Speaking to RI, Richard Gardiner, head of EU policy at the World Benchmarking Alliance, said: “This law will override current voluntary net-zero pledges, which have largely failed, and fast track the sector to align with the Paris Agreement. After the debacle at COP28, this is good news in a bleak week. 

Ritter agreed. “The mandatory adoption of transition plans by financial institutions is a definite high note, emphasising their key role in fighting climate change,” she said.

“Article 15’s transition plan provisions, which require the setting of time-bound targets and their implementation, will establish a coherent framework, compelling financial actors to take their climate pledges more seriously.” 

Gardiner added that the directive “gives national supervisors real teeth”. They will be able to launch inspections and investigations and impose penalties on non-compliant companies, including “naming and shaming” and fines of up to 5 percent of their net worldwide turnover. 

“It’s hard to imagine that any compliance officers will not take this extremely serious and this threat should help drive a high level of compliance,” said Gardiner. 

The agreed draft law now needs to be formally approved by the legal affairs committee and the parliament as a whole, as well as by EU member states, before it can enter into force. 
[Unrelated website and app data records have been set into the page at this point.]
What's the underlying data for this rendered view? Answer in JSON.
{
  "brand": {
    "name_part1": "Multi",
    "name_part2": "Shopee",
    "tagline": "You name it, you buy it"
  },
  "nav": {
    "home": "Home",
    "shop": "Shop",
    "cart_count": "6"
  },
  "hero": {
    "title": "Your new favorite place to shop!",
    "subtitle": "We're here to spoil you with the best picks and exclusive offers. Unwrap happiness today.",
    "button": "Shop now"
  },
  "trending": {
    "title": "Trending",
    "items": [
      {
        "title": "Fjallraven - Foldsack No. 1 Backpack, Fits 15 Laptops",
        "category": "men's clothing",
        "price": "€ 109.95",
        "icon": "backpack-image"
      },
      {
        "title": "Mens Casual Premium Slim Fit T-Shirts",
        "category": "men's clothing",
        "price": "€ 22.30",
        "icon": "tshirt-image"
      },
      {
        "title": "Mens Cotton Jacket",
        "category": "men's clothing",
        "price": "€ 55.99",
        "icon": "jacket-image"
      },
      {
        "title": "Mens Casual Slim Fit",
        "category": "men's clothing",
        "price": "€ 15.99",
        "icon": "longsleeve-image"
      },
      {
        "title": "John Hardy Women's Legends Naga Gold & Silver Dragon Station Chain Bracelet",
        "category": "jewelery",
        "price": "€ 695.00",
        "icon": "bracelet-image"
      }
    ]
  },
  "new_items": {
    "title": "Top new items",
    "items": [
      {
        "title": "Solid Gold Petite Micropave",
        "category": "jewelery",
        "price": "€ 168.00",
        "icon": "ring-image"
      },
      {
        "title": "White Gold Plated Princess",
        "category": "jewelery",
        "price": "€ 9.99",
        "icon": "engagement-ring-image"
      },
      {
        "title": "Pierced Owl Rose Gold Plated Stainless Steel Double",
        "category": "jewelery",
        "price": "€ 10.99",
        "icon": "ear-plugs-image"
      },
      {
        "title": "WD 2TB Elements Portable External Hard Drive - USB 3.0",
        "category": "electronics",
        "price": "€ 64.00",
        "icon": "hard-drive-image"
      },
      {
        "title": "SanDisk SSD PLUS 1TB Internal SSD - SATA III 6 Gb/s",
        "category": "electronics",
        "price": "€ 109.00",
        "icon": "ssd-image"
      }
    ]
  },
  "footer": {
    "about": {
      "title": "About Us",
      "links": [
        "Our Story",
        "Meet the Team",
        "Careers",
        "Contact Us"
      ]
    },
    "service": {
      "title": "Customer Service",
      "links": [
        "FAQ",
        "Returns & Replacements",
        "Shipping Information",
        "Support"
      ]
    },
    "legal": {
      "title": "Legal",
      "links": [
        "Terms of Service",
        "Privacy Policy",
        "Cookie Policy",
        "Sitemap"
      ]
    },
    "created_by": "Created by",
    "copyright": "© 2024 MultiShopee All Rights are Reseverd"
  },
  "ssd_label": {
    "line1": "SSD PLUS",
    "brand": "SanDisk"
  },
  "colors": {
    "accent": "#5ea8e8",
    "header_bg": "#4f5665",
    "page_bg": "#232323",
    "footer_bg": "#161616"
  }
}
“These crucial decisions are anticipated in the early months of 2024, ahead of the European elections. It is critical that EU lawmakers and EU member states do not bring down the EU’s first corporate accountability law in the final steps,” said Ritter.